Most data breaches that occur in the health care industry are caused by individuals inside the affected organizations, according to Verizon's latest annual Data Breach Investigation Report.
For the report, analysts reviewed more than 53,000 security incidents and more than 2,200 breaches that occurred across various industries, including health care.
The report identified 536 breaches and 750 security incidents that occurred among health care organizations in 2017. According to the report, 56% of breaches that occurred in the health care industry in 2017 resulted from individuals inside the affected organizations. The figure marked the first time that insider threats spurred the majority of breaches that occurred in the health care—or any other—industry since Verizon first started tracking the statistics, Axios' "Vitals" reports.
But not all "insider threats" involved individuals deliberately undermining their organization's security.

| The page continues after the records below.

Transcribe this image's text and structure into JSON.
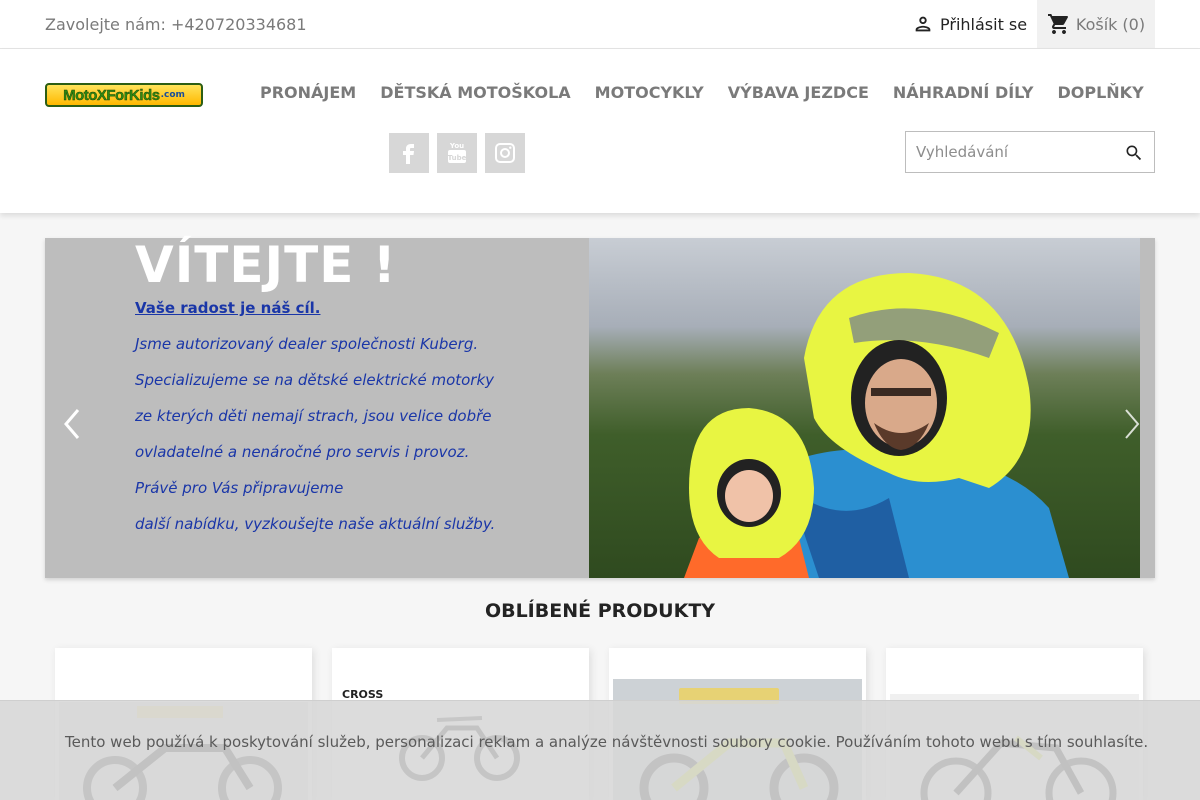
{
  "topbar": {
    "contact": "Zavolejte nám: +420720334681",
    "signin_label": "Přihlásit se",
    "cart_label": "Košík",
    "cart_count": "(0)"
  },
  "header": {
    "logo_text": "MotoXForKids",
    "logo_suffix": ".com",
    "nav": [
      "PRONÁJEM",
      "DĚTSKÁ MOTOŠKOLA",
      "MOTOCYKLY",
      "VÝBAVA JEZDCE",
      "NÁHRADNÍ DÍLY",
      "DOPLŇKY"
    ],
    "social": [
      "facebook-icon",
      "youtube-icon",
      "instagram-icon"
    ],
    "search_placeholder": "Vyhledávání"
  },
  "slider": {
    "title": "VÍTEJTE !",
    "subtitle": "Vaše radost je náš cíl.",
    "lines": [
      "Jsme autorizovaný dealer společnosti Kuberg.",
      "Specializujeme se na dětské elektrické motorky",
      "ze kterých děti nemají strach, jsou velice dobře",
      "ovladatelné a nenáročné pro servis i provoz.",
      "Právě pro Vás připravujeme",
      "další nabídku, vyzkoušejte naše aktuální služby."
    ]
  },
  "products": {
    "title": "OBLÍBENÉ PRODUKTY",
    "card2_label": "CROSS"
  },
  "cookie": {
    "text": "Tento web používá k poskytování služeb, personalizaci reklam a analýze návštěvnosti soubory cookie. Používáním tohoto webu s tím souhlasíte."
  },
  "colors": {
    "accent_blue": "#1a36a8",
    "nav_gray": "#7a7a7a",
    "slider_bg": "#bdbdbd"
  }
}
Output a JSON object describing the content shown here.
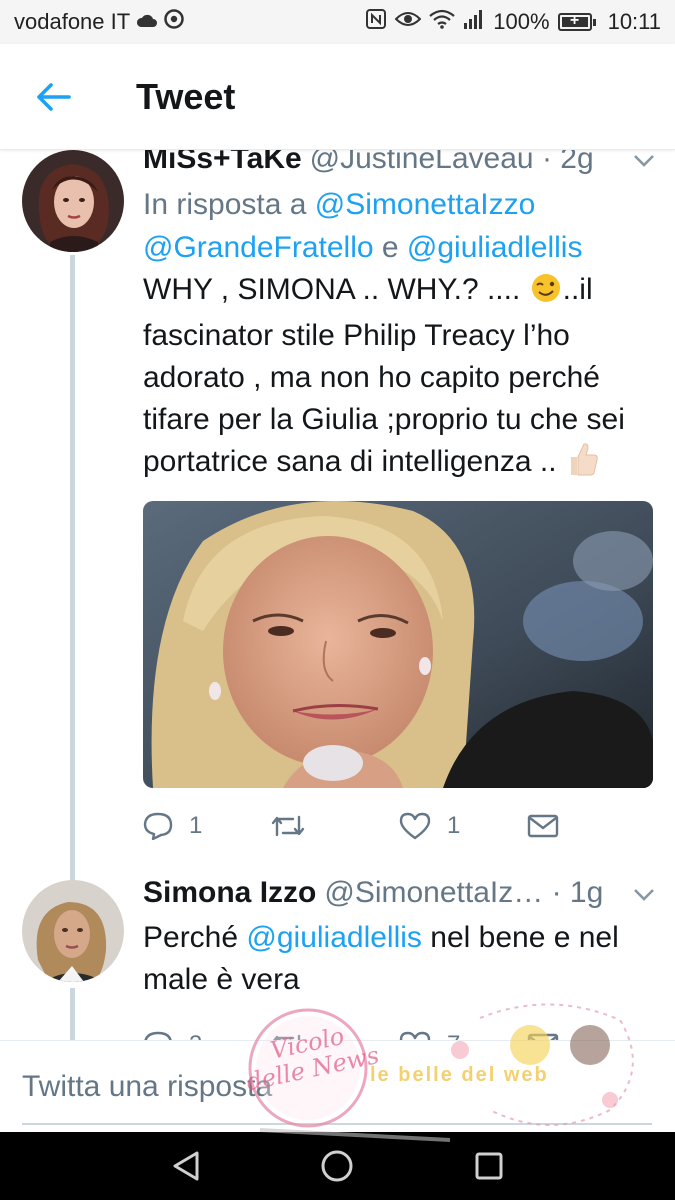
{
  "status_bar": {
    "carrier": "vodafone IT",
    "battery": "100%",
    "battery_level": 1.0,
    "time": "10:11",
    "icons": [
      "cloud-icon",
      "chrome-icon",
      "nfc-icon",
      "eye-icon",
      "wifi-icon",
      "signal-icon",
      "battery-icon"
    ]
  },
  "header": {
    "back_icon": "arrow-left-icon",
    "title": "Tweet"
  },
  "tweets": [
    {
      "name": "MiSs+TaKe",
      "handle": "@JustineLaveau",
      "separator": " · ",
      "time": "2g",
      "reply_prefix": "In risposta a ",
      "reply_user_1": "@SimonettaIzzo",
      "reply_user_2": "@GrandeFratello",
      "reply_and": " e ",
      "reply_user_3": "@giuliadlellis",
      "text_part_1": "WHY , SIMONA .. WHY.? .... ",
      "emoji_1": "wink-emoji",
      "text_part_2": "..il fascinator stile Philip Treacy l’ho adorato , ma non ho capito perché tifare per la Giulia ;proprio tu che sei portatrice sana di intelligenza .. ",
      "emoji_2": "thumbs-up-emoji",
      "media_description": "photo-of-blonde-woman",
      "replies": "1",
      "retweets": "",
      "likes": "1"
    },
    {
      "name": "Simona Izzo",
      "handle": "@SimonettaIz…",
      "separator": " · ",
      "time": "1g",
      "text_prefix": "Perché ",
      "mention": "@giuliadlellis",
      "text_suffix": " nel bene e nel male è vera",
      "replies": "3",
      "likes": "7"
    }
  ],
  "reply_bar": {
    "placeholder": "Twitta una risposta"
  },
  "watermark": {
    "text_1": "Vicolo delle News",
    "text_2": "le belle del web"
  },
  "colors": {
    "link": "#1da1f2",
    "text": "#14171a",
    "secondary": "#657786",
    "thread_line": "#ccd6dd"
  }
}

According to the report, 35% of inside breaches in the health care industry were attributed to human error, such as clicking on a phishing email, while 24% were attributed to misuse. The report found that as many as 13% of health care industry breaches were caused by insiders who were "driven by fun or curiosity," such as viewing information on a celebrity patient.
Insiders are often the 'weakest link' in an organization's security, expert says
Bryan Sartin, Verizon's executive director of security professional services, said health care organizations should better educate their workers about their role in preventing cyber-related crime. "Employees should be a business' first line of defense, rather than the weakest link in the security chain," Sartin said. He added, "Ongoing training and education programs are essential. It only takes one person to click on a phishing email to expose an entire organization."
The report also noted that ransomware continued to pose a significant threat to health care organizations. Across all industries, the report found that ransomware accounted for 39% of all reported malware-related data breaches that occurred last year—but in health care, it was responsible for 85% of such breaches.
However, the analysts suggested that the proportion of breaches related to ransomware at health care organizations could appear higher when compared with other industries because health care organizations are required to report breaches under HIPAA and other federal laws. David Hylender, a senior network analyst and principal with Verizon, said, "They have to disclose things that other organizations may not have to report publicly," adding, "Therefore, the number goes up."
Still, analysts said organizations can better protect themselves from ransomware and other outsider threats by consistently monitoring their systems to detect compromises in security, training employees to identify potential attacks, and limiting access to sensitive data (Baker, "Vitals," Axios, 4/11; Anderson, Channel Partners, 4/11; Davis, Healthcare IT News, 4/10).
Advisory Board's take
Verizon's latest findings are a great reminder: Your organization's cybersecurity is ultimately built on—and can be undermined by—your staff.
Even though the media has focused on buzzy vulnerabilities with peculiar names like "WannaCry" or "Spectre," you're at least as likely to face threats from internal actors. Think of the employee who unthinkingly clicks on a phishing email, for instance, or even a malicious staffer who deliberately steals patient data. The best way to ward off cybersecurity threats is to double down on your security awareness training and testing procedures.
Leading organizations are moving toward continuous awareness training, supplemented with frequent internal user testing—such as via internal phishing campaigns, which safely test whether internal users are able to identify and avoid clicking on suspicious messages. Individuals who "fail the test"—that is, click on the link—can be automatically enrolled in remediation training. These internal campaigns are critical to your organization's ability to avoid potential cyber incidents, and they create well-defined security metrics that executive leaders should expect to see improve over time.
While organizations should hesitate to place blame if leaks occur, we do recommend codifying how individuals will be held accountable for patterns of risky behavior. For instance, how will you handle a "repeat offender" who keeps on clicking on suspicious emails during internal phishing campaigns? What if that repeat offender is a physician? Or an executive?
Providers may choose to treat the issue as a learning opportunity, to incorporate security practices as a component of performance reviews, to address the behavior problem within an existing progressive discipline approach, or perhaps to apply a three strikes penalty in which the user loses external email until he or she is able to demonstrate an understanding of security practices. We've seen all of these methods used, but the key is that leadership has identified a method it is willing to support and enforce.
In the end, your security policies must fit your culture and meet your leadership's expectation for security maturity and preparedness. There is no technical "quick fix." Rather, this is a cultural challenge that can only be solved with the help of senior leaders across the enterprise.